Over at Science Careers this week, Emma Hitt explores bioprocessing, which she says is "an expanding field encompassing any process that uses living cells or their components ... to obtain desired products, such as biofuels and therapeutics." Bioprocessing, Hitt says, offers a wide range of career opportunities. She canvassed training and careers trends within the field, and In spoke with a variety of bioprocessing professionals. According to Hitt, the Research Triangle Park, NC-area is "particularly ripe with opportunity and growth." North Carolina State University "offers one of the first undergraduate degree-granting programs specifically directed towards a career in bioprocessing" and produced its first graduates last spring, she adds.
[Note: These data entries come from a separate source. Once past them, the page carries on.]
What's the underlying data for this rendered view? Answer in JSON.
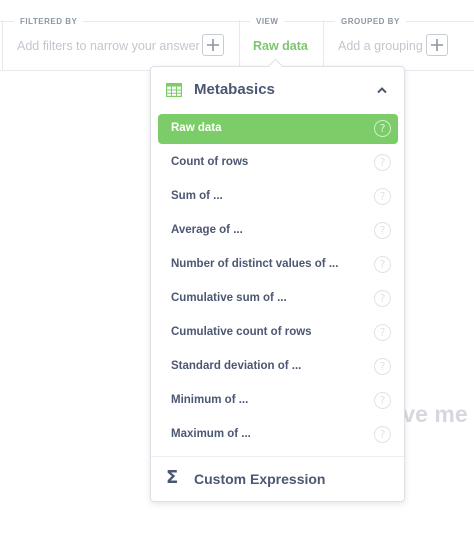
{
  "query_bar": {
    "filtered_by": {
      "label": "FILTERED BY",
      "placeholder": "Add filters to narrow your answer"
    },
    "view": {
      "label": "VIEW",
      "value": "Raw data"
    },
    "grouped_by": {
      "label": "GROUPED BY",
      "placeholder": "Add a grouping"
    }
  },
  "popover": {
    "title": "Metabasics",
    "options": [
      {
        "label": "Raw data",
        "selected": true
      },
      {
        "label": "Count of rows"
      },
      {
        "label": "Sum of ..."
      },
      {
        "label": "Average of ..."
      },
      {
        "label": "Number of distinct values of ..."
      },
      {
        "label": "Cumulative sum of ..."
      },
      {
        "label": "Cumulative count of rows"
      },
      {
        "label": "Standard deviation of ..."
      },
      {
        "label": "Minimum of ..."
      },
      {
        "label": "Maximum of ..."
      }
    ],
    "help_glyph": "?",
    "custom": {
      "symbol": "Σ",
      "label": "Custom Expression"
    }
  },
  "background_text": "ive me",
  "colors": {
    "accent_green": "#7ccd6a",
    "text": "#4c5773",
    "muted": "#c2c7ce"
  },
  "icons": [
    "plus-icon",
    "table-icon",
    "chevron-up-icon",
    "help-icon",
    "sigma-icon"
  ]
}
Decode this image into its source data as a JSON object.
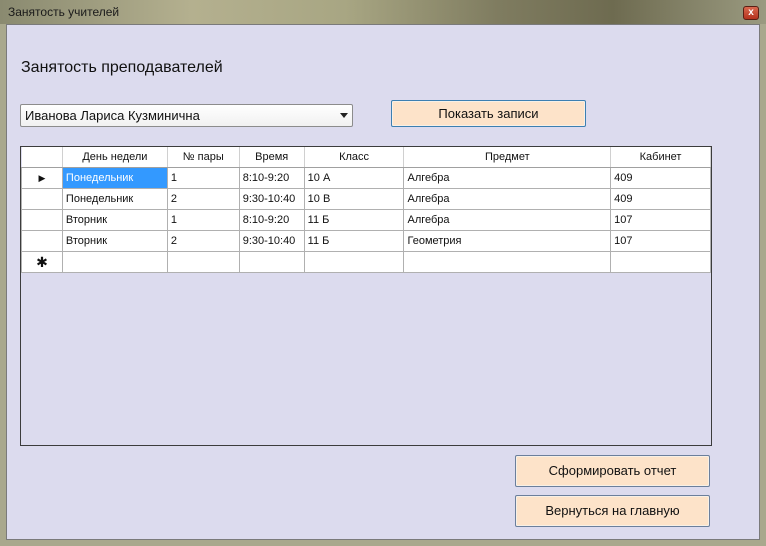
{
  "window": {
    "title": "Занятость учителей",
    "close_glyph": "x"
  },
  "main": {
    "heading": "Занятость преподавателей",
    "teacher_select": {
      "selected": "Иванова Лариса Кузминична"
    },
    "show_button": "Показать записи",
    "report_button": "Сформировать отчет",
    "back_button": "Вернуться на главную"
  },
  "grid": {
    "columns": [
      "День недели",
      "№ пары",
      "Время",
      "Класс",
      "Предмет",
      "Кабинет"
    ],
    "rows": [
      [
        "Понедельник",
        "1",
        "8:10-9:20",
        "10 А",
        "Алгебра",
        "409"
      ],
      [
        "Понедельник",
        "2",
        "9:30-10:40",
        "10 В",
        "Алгебра",
        "409"
      ],
      [
        "Вторник",
        "1",
        "8:10-9:20",
        "11 Б",
        "Алгебра",
        "107"
      ],
      [
        "Вторник",
        "2",
        "9:30-10:40",
        "11 Б",
        "Геометрия",
        "107"
      ]
    ],
    "current_row_glyph": "▶",
    "new_row_glyph": "✱"
  }
}
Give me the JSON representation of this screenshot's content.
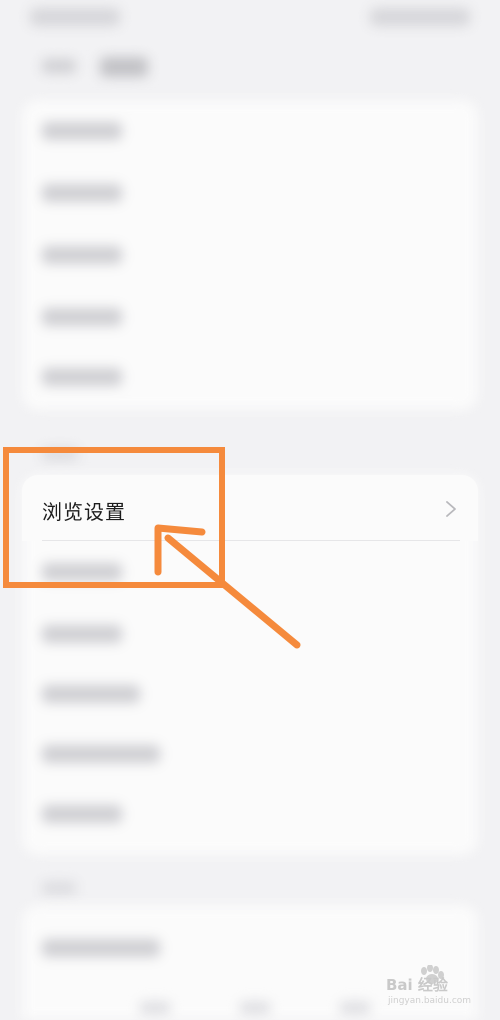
{
  "settings": {
    "highlighted_item": {
      "label": "浏览设置",
      "icon": "chevron-right-icon"
    }
  },
  "annotation": {
    "highlight_color": "#f58a3c",
    "arrow_color": "#f58a3c"
  },
  "watermark": {
    "brand": "Bai 经验",
    "sub": "jingyan.baidu.com"
  },
  "colors": {
    "background": "#f2f2f4",
    "card": "#fbfbfb"
  }
}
Michael Fino, a lead instructor of the Oceanside, Calif.-based MiraCosta College's Bioprocess Technology Program, breaks it down, telling Hitt:
People who hold certificates or Bachelor's-level degrees are more likely to be involved in actually carrying out the bioprocessing techniques, whereas those with graduate-level backgrounds are more likely to be involved in the development and understanding of bioprocessing techniques.
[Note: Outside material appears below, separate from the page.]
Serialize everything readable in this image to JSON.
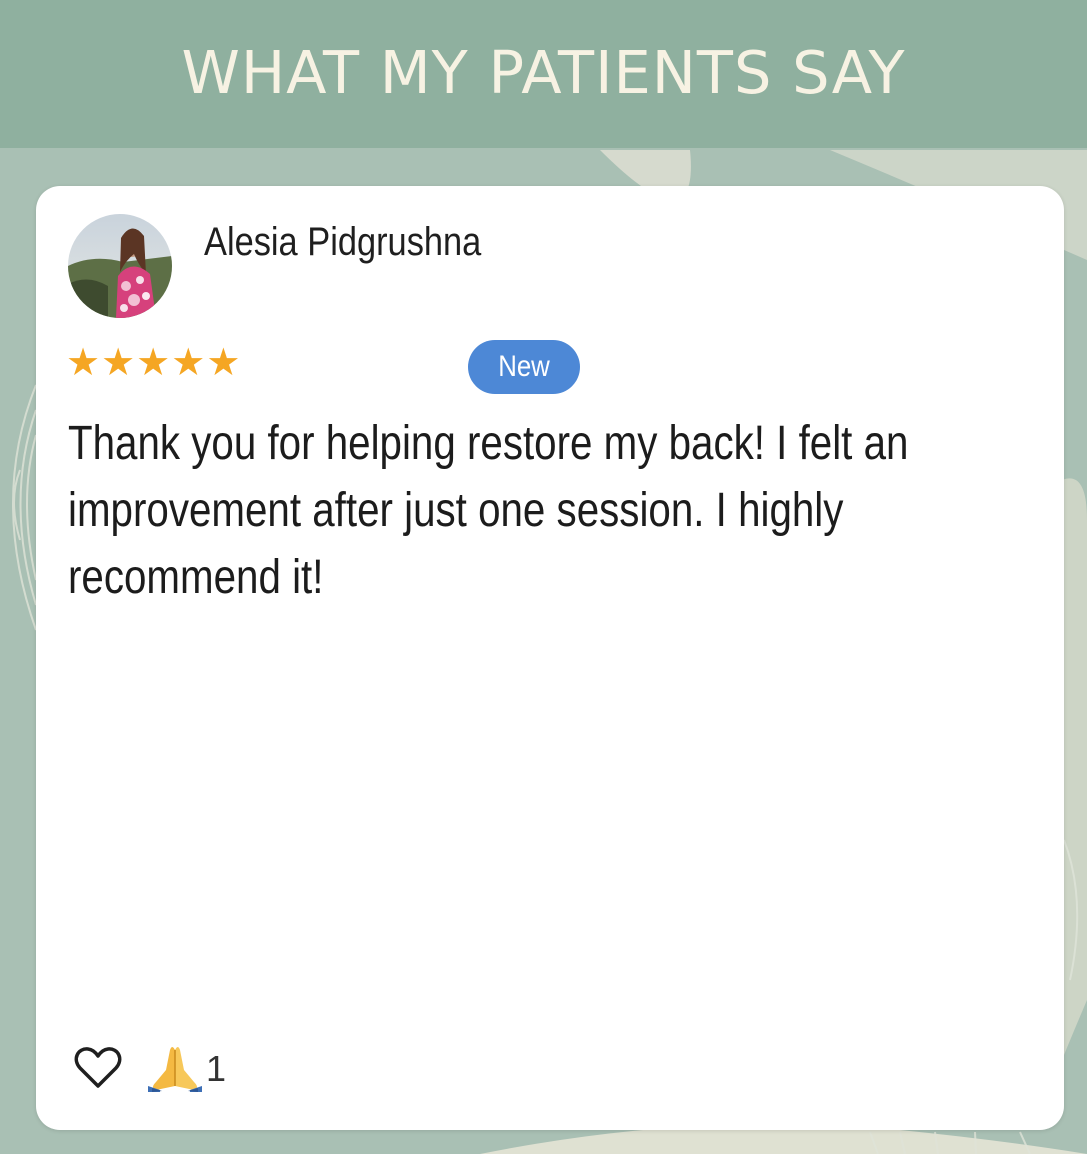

And, according to Dartmouth College's Lee Rybeck Lynd, "key to the future of bioprocessing ... will be personnel who are qualified to run all phases of operations for bioprocessing facilities and equipment, at the research, pilot, and commercial scale as well as process-related aspects of research and development," Hitt says. "Bioprocessing needs engineers of various kinds [including chemical, biochemical, mechanical, process control, and instrumentation engineers], chemists, and life scientists," Lynd tells Science.